Funding

The Clean Energy Fund is funded by a self-imposed student fee of $10 per student per semester that replenishes the fund with about $250,000 annually.

Monies from the CEF support projects in three categories: infrastructure, academics and co-curricular education, and innovative research. Moving forward, no more than 50% of the total CEF budget will be allocated in any one category; any amount over this percentage for a specific proposal requires approval by the Vice President for Finance. The goal is to expend all available CEF funds every year.

The CEF will not fund course work at other institutions, professional development for individuals, or food or drink for meetings. The CEF will also not fund faculty research. Specific, highly relevant research proposals may be considered if the connection to the campus is explicit.

Project Selection

The Socially Responsible Investing Advisory Council (SRIAC) solicits Clean Energy Fund proposals in the fall and spring in various ways depending on the project category (see below).

After narrowing down the proposals, the SRIAC holds a Clean Energy Forum in the fall and spring semesters to get the campus community's input on the proposed projects. Based on the feedback they receive, the SRIAC makes recommendations for funding to the Vice President for Finance for approval and implementation.

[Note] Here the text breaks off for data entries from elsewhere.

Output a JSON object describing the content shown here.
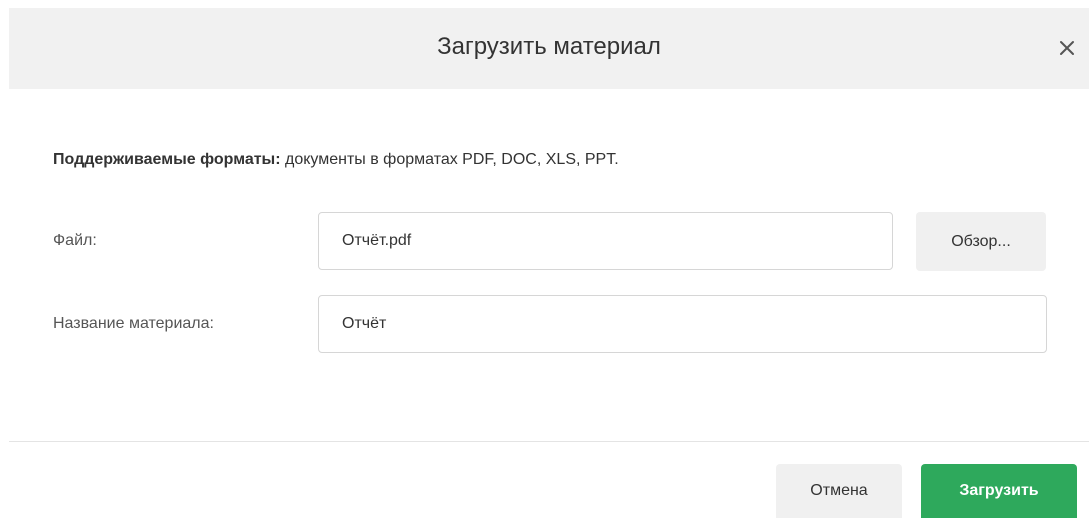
{
  "dialog": {
    "title": "Загрузить материал",
    "close_label": "×"
  },
  "formats": {
    "label": "Поддерживаемые форматы:",
    "text": " документы в форматах PDF, DOC, XLS, PPT."
  },
  "file_field": {
    "label": "Файл:",
    "value": "Отчёт.pdf",
    "browse_label": "Обзор..."
  },
  "name_field": {
    "label": "Название материала:",
    "value": "Отчёт"
  },
  "footer": {
    "cancel_label": "Отмена",
    "upload_label": "Загрузить"
  },
  "colors": {
    "primary": "#2ea95c",
    "header_bg": "#f1f1f1",
    "secondary_button_bg": "#f0f0f0"
  }
}
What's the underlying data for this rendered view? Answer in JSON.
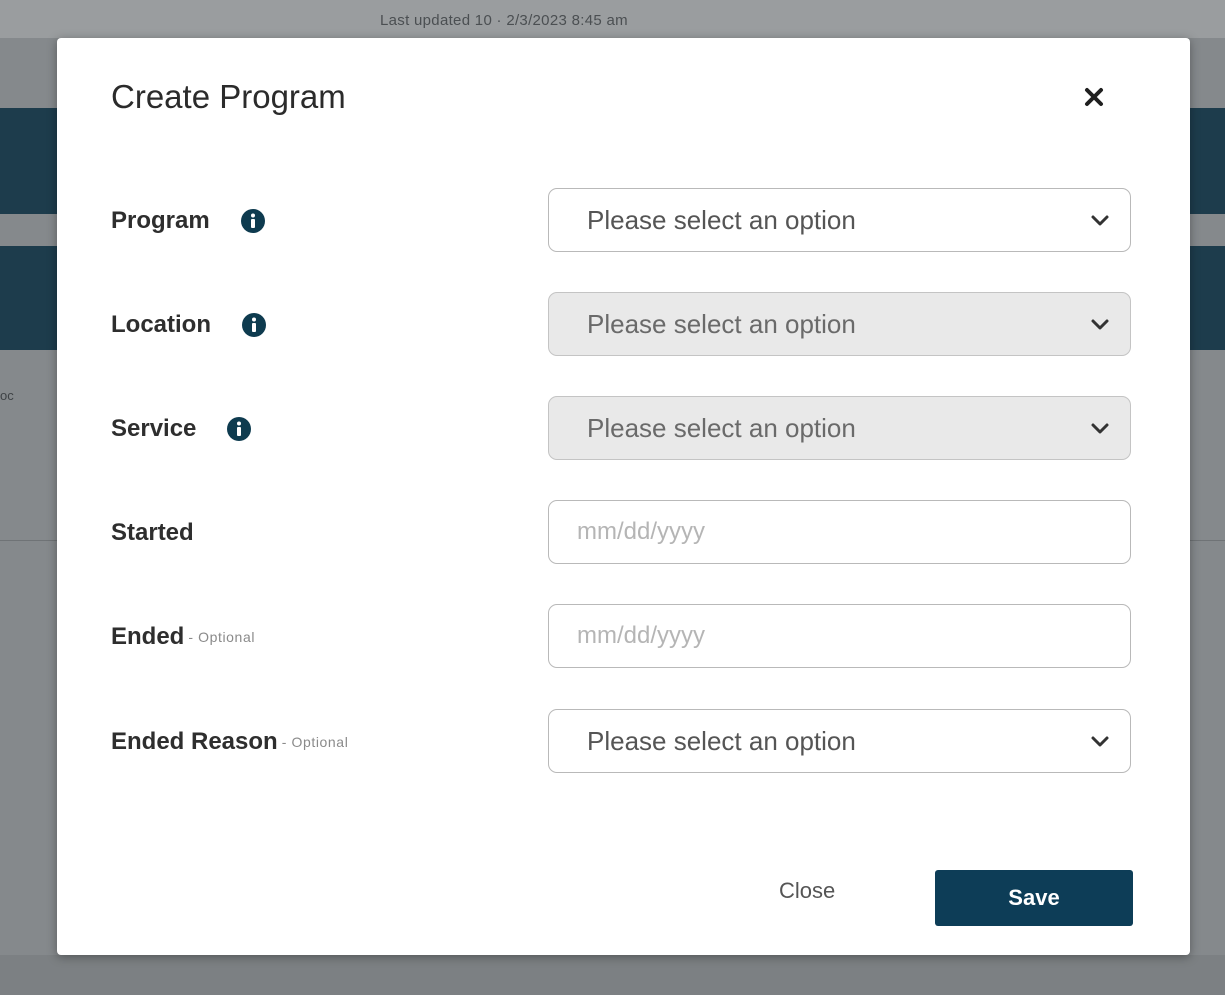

The Coordinator of Sustainable Funds facilitates communication between the various entities associated with the CEF including the student body, the Honors and Graduate Colleges, and the CEIC.

Academics and Co-Curricular Education

Ideas and proposals from the campus community for funding academic efforts will be coordinated by the Socially Responsible Investing Advisory Council (SRIAC).

Examples of academic and co-curricular education projects include lecture series, guest lecturers and co-curricular education projects.

Infrastructure

Proposals for CEF Infrastructure projects originate from the Clean Energy Infrastructure Committee (CEIC).

The CEIC will identify 2-3 infrastructure projects annually that are economically feasible and have the support of planning personnel on campus.

Examples of infrastructure projects include building energy dashboards, installation of solar panels, smart meters, and feasibility studies.

Innovative Research

The Director of Undergraduate Research within the Honors College and the Director of Graduate Research from the Graduate College will develop proposals for Innovative Research, by identifying prime opportunities for funding.

These projects will be developed in collaboration with the Graduate College and the Honors College. Both colleges have existing institutional processes for awarding research funding to eligible students.

Relevant innovation and research examples include the creation of organic solar cells for photovoltaic panels, and development of small scale wind turbines.